looking for one we had enjoyed in Maui. I understand it’s hard to find, but with a selection this big, I thought I’d check. No luck. The hubby went to look in the beaujolais area. That’s where one of the employees from the store found me and asked if I needed any help. I did! I didn’t see any screw top bottles in that area. He checked, as well, and confirmed that there did not appear to be any beaujolais with a screw top. Oh well. I went ahead and told him what we were looking for and asked if he had any recommendations. As I spoke to him I noticed the name on his name tag; it was Doug! He was extremely knowledgeable and helpful pointing out 2 or 3 wines that would fit the bill for us. Even bringing one over from another aisle after he had left us. That’s the one we ended up taking home with us. La Delizia Pinot Noir. A light-bodied red with fruity notes for $6.



2 bottles of wine on a 4 day cruise is quite a bit, especially considering we didn’t crack open either of the bottles on our first day. So, we had wine with dinner on our 2nd night and polished off the 2nd bottle the next day. The wine and sangrias were delicious!

Our Cruise Sangria Recipe:

  • 1 Bottle of (white or red) wine that you brought with you, chilled in your in-room ice bucket
  • Whatever fruits you can procure from the Lido Deck buffet–apples, oranges, even melons
  • POG (Passion Orange Guava) juice from the Morning buffet
  • *You’re allowed to bring sparkling water onboard still, so you may want a splash of that
  • Ice from the Lido Deck


Fill one cup (we bring our own) with fruits and 2/3 full of chilled wine. Add juice to taste.  Top off with ice. Go to the casino and win back the money you spent on your tickets.

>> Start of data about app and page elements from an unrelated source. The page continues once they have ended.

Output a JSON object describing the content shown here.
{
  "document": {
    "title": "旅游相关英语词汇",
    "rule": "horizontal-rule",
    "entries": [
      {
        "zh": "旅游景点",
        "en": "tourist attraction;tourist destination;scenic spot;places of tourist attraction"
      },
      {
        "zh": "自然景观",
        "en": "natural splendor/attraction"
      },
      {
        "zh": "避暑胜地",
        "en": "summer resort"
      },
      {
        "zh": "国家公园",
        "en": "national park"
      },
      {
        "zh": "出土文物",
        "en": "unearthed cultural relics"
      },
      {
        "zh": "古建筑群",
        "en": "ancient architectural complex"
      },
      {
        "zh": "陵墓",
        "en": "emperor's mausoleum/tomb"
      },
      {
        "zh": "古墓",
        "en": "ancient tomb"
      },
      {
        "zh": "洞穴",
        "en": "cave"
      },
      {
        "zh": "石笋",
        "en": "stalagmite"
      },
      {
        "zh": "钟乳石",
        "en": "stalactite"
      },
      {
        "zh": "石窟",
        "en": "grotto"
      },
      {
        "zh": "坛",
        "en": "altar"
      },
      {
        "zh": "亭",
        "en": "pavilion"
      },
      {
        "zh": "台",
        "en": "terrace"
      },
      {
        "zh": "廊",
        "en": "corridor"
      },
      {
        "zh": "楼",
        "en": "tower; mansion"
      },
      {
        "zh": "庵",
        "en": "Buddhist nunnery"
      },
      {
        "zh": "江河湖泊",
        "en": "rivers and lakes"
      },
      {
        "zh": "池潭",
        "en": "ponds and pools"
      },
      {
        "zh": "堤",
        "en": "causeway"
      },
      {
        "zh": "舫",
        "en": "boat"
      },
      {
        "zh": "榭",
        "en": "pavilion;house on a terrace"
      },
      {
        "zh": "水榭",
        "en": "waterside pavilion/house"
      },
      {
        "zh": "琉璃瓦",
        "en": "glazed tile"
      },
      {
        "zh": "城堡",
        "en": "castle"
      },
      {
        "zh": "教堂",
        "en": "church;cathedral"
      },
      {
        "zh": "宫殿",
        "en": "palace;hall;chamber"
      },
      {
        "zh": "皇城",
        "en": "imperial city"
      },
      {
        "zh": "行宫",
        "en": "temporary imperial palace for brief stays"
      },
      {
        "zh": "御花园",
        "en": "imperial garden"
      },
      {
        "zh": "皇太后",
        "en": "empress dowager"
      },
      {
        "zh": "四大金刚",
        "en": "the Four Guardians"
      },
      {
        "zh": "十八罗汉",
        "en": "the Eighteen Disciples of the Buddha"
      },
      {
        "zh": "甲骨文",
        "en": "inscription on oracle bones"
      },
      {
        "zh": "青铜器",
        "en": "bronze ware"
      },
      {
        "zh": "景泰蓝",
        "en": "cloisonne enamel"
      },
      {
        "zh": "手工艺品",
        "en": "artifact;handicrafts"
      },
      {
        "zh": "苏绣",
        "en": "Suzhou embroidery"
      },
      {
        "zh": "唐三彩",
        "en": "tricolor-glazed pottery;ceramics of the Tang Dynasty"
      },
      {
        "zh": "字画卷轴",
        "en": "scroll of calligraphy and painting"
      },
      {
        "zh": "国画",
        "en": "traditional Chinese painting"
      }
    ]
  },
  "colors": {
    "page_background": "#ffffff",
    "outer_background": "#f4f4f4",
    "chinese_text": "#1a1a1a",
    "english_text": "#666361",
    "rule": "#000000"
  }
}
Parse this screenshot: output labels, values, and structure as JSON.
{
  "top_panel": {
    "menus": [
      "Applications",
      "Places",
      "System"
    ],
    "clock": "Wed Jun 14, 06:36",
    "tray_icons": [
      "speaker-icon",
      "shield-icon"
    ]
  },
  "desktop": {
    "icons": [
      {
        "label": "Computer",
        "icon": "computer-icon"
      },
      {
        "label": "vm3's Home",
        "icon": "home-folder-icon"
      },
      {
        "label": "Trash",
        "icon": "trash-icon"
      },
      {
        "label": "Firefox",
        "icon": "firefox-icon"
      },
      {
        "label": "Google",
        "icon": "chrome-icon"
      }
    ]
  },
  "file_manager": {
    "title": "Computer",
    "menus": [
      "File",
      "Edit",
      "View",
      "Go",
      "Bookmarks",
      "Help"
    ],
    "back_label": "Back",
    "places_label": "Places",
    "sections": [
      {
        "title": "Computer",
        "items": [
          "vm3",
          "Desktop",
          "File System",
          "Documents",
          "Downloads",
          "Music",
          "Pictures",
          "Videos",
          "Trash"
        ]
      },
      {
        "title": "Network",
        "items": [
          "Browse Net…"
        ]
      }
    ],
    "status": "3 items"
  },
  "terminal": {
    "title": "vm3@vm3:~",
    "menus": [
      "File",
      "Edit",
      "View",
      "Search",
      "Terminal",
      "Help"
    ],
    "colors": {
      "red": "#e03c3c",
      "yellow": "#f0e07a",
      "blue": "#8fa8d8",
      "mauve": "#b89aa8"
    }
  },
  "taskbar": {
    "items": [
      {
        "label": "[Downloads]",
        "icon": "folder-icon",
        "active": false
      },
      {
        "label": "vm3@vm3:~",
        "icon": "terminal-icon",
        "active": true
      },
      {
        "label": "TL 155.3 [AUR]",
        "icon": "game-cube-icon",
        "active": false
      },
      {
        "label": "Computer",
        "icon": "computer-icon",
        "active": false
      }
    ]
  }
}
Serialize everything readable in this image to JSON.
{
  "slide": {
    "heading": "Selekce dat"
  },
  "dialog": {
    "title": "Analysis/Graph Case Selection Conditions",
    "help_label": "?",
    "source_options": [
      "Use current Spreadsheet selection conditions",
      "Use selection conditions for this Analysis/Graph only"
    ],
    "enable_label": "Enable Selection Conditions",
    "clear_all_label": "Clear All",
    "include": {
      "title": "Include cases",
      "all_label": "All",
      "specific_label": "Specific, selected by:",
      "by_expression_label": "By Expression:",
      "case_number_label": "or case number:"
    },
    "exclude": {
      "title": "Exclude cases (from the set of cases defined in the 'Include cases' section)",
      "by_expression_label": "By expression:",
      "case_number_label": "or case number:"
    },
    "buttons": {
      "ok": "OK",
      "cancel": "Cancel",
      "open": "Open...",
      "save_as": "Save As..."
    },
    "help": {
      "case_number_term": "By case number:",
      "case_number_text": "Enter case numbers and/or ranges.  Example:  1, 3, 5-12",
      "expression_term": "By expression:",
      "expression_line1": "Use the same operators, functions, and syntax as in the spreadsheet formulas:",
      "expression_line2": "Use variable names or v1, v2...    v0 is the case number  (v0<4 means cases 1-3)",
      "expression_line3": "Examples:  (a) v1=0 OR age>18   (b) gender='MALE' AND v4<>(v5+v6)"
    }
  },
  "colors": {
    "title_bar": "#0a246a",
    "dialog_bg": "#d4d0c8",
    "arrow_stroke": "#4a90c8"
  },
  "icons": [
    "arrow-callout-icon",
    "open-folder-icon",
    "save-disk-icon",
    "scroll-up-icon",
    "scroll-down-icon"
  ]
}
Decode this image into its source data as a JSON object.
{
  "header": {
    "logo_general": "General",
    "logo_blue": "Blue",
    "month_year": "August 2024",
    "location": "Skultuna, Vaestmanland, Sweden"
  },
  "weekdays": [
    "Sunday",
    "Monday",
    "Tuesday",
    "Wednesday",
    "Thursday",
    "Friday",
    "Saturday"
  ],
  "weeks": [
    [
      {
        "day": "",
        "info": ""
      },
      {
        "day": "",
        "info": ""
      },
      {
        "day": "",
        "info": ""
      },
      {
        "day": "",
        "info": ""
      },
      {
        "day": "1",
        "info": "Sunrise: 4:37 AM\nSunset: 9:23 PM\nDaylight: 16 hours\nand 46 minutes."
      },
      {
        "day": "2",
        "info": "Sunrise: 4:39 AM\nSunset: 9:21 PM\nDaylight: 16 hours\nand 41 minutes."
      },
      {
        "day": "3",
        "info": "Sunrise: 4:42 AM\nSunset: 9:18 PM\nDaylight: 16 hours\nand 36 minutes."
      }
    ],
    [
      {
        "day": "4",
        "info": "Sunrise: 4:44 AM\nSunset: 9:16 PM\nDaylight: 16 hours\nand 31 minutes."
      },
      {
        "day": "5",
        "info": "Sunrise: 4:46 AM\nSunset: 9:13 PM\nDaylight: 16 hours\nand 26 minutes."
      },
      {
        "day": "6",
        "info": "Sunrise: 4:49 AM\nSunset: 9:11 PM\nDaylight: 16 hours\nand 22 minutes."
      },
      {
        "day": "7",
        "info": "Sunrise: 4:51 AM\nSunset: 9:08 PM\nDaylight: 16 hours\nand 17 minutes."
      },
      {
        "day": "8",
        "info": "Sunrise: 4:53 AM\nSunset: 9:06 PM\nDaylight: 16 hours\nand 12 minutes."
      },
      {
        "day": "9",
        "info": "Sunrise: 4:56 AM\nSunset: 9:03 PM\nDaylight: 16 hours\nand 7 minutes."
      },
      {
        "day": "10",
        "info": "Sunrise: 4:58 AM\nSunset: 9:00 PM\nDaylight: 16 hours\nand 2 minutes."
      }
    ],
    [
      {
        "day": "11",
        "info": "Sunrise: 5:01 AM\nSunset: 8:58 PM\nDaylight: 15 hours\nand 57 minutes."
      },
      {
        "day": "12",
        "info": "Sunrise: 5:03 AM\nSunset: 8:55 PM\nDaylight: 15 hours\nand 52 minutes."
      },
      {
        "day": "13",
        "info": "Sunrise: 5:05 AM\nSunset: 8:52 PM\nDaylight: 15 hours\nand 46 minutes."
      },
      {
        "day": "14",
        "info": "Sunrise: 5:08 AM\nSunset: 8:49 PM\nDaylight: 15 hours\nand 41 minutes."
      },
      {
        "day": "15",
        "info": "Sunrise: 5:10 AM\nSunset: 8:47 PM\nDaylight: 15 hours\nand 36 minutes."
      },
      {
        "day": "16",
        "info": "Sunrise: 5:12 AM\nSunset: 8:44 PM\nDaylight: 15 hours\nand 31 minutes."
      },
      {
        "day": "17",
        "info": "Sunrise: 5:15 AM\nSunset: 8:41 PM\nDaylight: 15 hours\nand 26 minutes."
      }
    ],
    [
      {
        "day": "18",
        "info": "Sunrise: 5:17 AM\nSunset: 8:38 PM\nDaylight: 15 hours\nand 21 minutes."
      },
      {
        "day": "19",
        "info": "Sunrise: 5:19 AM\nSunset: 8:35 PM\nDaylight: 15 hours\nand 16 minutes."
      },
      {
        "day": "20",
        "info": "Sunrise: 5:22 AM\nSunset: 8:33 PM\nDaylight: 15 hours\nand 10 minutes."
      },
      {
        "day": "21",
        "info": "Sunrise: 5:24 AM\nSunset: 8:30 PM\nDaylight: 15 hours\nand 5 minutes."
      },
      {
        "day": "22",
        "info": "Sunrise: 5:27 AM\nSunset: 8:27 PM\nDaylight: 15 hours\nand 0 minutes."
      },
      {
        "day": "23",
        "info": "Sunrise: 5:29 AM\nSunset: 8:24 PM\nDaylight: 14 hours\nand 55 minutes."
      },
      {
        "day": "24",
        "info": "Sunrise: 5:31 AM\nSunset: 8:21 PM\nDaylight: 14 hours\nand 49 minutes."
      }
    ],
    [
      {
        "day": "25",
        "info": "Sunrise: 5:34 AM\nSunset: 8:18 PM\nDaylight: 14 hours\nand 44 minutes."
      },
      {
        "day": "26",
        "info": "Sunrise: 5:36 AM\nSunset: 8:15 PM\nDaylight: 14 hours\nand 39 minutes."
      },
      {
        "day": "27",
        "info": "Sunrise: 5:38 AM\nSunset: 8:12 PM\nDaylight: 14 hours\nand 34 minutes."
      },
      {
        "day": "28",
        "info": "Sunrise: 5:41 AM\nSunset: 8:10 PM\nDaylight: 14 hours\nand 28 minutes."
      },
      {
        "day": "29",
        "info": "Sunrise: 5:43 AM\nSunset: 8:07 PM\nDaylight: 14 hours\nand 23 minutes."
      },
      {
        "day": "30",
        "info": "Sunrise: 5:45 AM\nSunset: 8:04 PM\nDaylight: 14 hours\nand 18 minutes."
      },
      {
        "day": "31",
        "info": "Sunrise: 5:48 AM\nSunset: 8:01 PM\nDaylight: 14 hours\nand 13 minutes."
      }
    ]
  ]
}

April 6, 2016 / 1 Comment / by / Tags: , , , , , , , ,